In the context of an illegal reentry case arising under 8 U.S.C.S. § 1326, the United States Court of Appeals for the Fifth Circuit has determined that a removable alien's eligibility for discretionary relief under former § 212(c) of the Immigration and Nationality Act of 1952, 8 U.S.C.S. § 1182(c) (repealed), does not merit constitutional due process protection. The court expressly approves the application of its prior decision to a case where an alien challenges his removal in a collateral civil proceeding.
The alien left Vietnam to live with his American father. He was never legally adopted, and he never applied for American citizenship. Removal proceedings were commenced after the alien pleaded guilty to two counts of sexual assault on a child. The immigration judge determined that the alien was removable and was ineligible for relief from removal under former 8 U.S.C.S. § 1182(c) (repealed). The alien and his American father also filed a habeas corpus petition. The trial court entered summary judgment against them and dismissed their petition for habeas corpus. Thus, the petitioner's amended their habeas petition, claiming that the denial of the motion to reopen deprived the alien of due process of law and denied the father of his right to enjoy his son's companionship.
Did the denial of the court for the alien's discretionary relief threaten his due process rights?

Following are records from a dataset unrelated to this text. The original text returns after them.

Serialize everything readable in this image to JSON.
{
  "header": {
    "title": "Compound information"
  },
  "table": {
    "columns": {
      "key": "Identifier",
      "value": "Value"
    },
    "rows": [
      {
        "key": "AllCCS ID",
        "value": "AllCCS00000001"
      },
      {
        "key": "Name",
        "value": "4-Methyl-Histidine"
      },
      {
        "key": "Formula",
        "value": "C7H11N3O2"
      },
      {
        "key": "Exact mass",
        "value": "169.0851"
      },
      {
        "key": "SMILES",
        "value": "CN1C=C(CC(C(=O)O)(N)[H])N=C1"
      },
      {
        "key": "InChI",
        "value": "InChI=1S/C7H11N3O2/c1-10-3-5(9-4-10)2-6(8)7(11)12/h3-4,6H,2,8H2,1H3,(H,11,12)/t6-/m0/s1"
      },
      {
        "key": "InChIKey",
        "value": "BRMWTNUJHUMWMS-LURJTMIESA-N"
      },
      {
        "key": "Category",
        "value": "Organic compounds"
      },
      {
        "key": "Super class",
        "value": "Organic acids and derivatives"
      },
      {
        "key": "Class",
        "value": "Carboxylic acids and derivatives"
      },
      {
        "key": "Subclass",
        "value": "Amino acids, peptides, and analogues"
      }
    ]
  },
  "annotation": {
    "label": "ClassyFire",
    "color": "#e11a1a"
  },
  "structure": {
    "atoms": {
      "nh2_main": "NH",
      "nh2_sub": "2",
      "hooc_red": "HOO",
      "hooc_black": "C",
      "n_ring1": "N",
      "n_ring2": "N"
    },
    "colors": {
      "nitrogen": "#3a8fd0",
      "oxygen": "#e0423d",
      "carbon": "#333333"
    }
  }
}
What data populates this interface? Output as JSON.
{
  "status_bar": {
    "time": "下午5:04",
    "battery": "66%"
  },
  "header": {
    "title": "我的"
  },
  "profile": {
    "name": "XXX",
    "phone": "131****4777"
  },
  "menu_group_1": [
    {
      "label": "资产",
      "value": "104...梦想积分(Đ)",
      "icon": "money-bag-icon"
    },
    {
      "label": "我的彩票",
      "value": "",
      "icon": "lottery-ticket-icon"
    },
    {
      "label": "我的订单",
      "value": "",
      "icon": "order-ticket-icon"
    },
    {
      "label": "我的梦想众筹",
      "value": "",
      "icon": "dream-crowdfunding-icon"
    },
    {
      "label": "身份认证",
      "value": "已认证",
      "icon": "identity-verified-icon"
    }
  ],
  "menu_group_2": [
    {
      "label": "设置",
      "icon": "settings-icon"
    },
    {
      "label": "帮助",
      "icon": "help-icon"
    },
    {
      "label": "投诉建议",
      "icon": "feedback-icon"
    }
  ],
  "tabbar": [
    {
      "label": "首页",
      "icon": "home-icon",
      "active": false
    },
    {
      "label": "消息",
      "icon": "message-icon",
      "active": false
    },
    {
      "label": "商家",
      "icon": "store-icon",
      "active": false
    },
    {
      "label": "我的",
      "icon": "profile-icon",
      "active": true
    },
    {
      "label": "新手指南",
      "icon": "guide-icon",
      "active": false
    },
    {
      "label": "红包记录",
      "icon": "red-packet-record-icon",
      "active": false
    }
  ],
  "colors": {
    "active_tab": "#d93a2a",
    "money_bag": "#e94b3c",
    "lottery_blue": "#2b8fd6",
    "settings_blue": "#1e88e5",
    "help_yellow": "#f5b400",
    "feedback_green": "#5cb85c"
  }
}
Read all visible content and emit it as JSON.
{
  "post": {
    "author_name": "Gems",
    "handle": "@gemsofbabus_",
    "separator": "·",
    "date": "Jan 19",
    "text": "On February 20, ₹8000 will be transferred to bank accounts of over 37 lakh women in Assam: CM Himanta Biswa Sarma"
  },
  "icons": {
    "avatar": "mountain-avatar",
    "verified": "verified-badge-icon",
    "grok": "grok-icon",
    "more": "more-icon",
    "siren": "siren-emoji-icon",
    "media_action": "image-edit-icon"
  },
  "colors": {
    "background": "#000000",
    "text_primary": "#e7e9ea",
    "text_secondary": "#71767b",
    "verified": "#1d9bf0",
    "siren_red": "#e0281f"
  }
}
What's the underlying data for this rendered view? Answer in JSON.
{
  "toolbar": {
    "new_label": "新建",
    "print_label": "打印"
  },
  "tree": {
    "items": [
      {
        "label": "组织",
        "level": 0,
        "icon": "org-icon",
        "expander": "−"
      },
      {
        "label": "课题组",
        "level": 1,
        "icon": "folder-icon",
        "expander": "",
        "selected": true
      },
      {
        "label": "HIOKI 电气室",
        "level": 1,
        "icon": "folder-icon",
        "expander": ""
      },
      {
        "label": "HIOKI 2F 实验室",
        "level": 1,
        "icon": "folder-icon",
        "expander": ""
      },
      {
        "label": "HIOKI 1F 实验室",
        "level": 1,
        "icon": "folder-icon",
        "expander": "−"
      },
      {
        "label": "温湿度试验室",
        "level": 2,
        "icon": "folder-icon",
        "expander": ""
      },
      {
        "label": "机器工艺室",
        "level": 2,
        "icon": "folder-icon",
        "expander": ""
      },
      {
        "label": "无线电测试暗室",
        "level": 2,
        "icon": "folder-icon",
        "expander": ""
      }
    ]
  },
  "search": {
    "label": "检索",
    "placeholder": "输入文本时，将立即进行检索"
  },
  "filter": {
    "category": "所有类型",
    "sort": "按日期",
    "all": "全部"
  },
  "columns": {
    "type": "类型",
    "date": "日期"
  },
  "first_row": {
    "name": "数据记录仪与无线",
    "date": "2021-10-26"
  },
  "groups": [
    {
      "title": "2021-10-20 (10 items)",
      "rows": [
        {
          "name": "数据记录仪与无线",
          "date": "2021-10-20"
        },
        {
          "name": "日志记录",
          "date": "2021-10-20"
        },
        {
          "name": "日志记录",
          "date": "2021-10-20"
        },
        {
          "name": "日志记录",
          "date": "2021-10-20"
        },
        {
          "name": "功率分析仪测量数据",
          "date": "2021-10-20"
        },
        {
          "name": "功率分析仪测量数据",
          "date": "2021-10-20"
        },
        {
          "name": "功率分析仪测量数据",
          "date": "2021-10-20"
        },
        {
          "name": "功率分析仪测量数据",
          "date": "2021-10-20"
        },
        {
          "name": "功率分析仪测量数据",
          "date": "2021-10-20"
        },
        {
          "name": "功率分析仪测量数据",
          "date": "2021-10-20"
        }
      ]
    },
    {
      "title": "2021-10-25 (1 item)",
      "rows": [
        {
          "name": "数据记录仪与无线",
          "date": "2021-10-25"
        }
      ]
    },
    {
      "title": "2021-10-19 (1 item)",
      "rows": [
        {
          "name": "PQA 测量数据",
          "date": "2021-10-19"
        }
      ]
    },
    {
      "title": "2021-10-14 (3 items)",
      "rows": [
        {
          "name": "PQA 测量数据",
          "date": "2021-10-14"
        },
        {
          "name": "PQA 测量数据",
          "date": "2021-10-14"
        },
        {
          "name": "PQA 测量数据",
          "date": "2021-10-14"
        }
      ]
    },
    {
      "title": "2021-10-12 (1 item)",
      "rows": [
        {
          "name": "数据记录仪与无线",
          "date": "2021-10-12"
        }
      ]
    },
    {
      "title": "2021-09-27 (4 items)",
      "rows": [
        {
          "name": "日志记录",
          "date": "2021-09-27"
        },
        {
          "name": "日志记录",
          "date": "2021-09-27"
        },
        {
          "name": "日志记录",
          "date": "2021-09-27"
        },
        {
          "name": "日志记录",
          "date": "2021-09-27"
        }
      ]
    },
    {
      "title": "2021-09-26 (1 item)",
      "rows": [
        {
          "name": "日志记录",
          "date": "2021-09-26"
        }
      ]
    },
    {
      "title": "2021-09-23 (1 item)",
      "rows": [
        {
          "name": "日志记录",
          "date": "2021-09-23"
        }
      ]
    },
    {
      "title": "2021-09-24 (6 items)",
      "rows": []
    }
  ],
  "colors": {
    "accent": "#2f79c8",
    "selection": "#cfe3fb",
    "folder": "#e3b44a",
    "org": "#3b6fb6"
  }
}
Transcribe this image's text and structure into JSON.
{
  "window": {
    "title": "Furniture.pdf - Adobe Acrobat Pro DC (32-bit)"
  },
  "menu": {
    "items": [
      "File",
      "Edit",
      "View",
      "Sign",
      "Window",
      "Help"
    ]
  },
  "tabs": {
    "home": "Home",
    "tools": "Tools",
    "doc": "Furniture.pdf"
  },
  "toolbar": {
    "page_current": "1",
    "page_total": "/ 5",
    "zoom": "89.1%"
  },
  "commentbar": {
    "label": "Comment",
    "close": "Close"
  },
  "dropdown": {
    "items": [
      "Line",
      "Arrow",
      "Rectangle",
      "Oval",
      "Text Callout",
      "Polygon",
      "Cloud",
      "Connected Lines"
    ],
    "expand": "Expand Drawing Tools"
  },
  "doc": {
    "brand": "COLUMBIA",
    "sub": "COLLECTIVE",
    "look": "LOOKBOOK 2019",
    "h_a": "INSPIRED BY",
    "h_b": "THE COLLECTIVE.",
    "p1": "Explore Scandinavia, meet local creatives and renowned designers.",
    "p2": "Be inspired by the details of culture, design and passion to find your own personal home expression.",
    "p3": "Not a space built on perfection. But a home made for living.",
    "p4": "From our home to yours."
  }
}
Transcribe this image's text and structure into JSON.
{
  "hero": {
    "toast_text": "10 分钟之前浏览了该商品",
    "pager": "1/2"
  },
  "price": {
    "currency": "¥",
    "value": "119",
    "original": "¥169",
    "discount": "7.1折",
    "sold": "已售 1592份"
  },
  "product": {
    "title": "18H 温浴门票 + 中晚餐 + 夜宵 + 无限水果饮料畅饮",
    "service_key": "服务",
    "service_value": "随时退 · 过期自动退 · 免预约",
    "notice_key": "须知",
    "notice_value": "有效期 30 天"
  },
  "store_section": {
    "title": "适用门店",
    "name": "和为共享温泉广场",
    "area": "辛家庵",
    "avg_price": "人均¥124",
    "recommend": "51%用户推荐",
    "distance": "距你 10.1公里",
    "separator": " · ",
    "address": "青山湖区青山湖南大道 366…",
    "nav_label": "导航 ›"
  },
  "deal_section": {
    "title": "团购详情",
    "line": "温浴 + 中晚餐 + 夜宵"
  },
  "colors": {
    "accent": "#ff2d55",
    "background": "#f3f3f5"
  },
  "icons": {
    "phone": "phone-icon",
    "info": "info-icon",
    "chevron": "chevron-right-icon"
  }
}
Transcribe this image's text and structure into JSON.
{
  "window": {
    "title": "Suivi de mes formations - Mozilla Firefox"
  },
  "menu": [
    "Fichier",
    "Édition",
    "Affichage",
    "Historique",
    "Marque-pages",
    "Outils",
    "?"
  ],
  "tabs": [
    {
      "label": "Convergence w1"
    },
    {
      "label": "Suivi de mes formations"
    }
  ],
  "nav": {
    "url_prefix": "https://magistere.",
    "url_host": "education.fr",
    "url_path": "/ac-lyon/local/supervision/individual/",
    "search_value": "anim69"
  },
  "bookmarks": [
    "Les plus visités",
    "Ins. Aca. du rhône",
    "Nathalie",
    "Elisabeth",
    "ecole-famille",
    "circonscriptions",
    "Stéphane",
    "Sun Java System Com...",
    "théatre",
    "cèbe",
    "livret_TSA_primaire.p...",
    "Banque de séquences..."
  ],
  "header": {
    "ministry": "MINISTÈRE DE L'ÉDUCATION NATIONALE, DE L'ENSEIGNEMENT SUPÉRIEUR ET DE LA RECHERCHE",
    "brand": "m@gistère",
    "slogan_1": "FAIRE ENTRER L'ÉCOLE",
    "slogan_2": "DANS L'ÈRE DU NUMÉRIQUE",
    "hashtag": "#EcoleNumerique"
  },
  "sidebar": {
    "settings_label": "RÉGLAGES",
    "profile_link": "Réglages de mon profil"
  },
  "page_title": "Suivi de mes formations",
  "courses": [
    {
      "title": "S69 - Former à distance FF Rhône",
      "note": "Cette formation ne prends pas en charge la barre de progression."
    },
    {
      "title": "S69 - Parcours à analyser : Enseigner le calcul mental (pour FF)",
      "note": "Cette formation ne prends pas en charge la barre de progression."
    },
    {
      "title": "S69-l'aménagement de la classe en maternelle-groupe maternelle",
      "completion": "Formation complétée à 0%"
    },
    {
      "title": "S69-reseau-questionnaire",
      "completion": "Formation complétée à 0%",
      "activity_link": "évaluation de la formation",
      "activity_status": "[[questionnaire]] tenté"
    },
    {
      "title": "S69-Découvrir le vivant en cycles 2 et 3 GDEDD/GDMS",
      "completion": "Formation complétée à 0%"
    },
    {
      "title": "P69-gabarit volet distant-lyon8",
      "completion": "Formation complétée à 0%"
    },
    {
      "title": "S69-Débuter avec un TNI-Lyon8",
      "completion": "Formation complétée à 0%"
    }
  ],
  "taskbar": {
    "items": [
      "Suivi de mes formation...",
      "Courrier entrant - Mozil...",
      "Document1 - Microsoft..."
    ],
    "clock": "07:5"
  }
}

The Court found that petitioners were not entitled to equitable relief and that eligibility for relief under § 1182(c) did not vest the alien with a property or liberty interest that was subject to due process protection. The removal proceedings were not fundamentally unfair, and the denial of the possibility of discretionary relief did not threaten the alien's due process rights.